The entire story of Mary's leg is much too long for this blog post, but you can read all the details and learn about all the wonderful people who helped us by searching through this blog for the original articles or by getting a copy of my book, Europe on a Dime.
If I've finally convinced you that you can travel in Europe as confidently as you can in the United States, knowing that strangers will always lend a hand and excellent medical and dental care are readily available, you may be left with one question. Will you be able to pay for it? If you do not have insurance that is valid anywhere in the world, you may wonder whether you need trip insurance to cover any of those emergencies that might arise.
I would never presume to answer that question for you, but I can tell you that my friend's broken leg cost her less than $100 for X-rays, the doctor's examination and cast, the crutches and wheelchair. Medical care in Europe, where socialized medicine reigns, is remarkably cheap. Still, the decision is yours. I never buy insurance while my fiance won't step foot on a plane without it.
For another perspective, you may want to read these comments from Paul Terhorst. Terhorst, who retired in 1984 when he was 35, now spends his time traveling all over the world. He and his wife spend a year in Paris, six months in Chiang Mai or the winter in Argentina.
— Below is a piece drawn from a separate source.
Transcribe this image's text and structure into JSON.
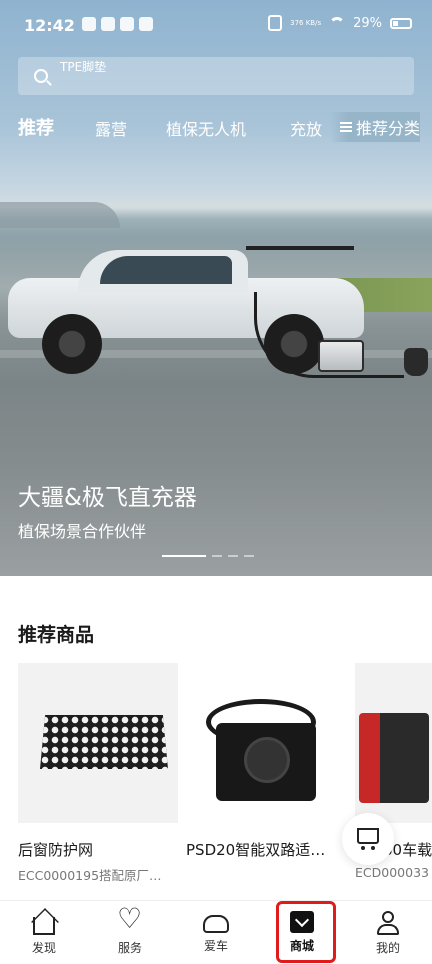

Terhorst regularly writes for Kathleen Pedicord, editor of the blog, "Live and Invest Overseas." This is what he has to say about travel insurance.
So, I hope you're ready to get out of that La-Z-Boy. You will find a community anxious to welcome you on the other side of the Atlantic offering emergency care that is not only affordable, but first-rate. And exploring Europe is a lot more fun than fishing in Montana!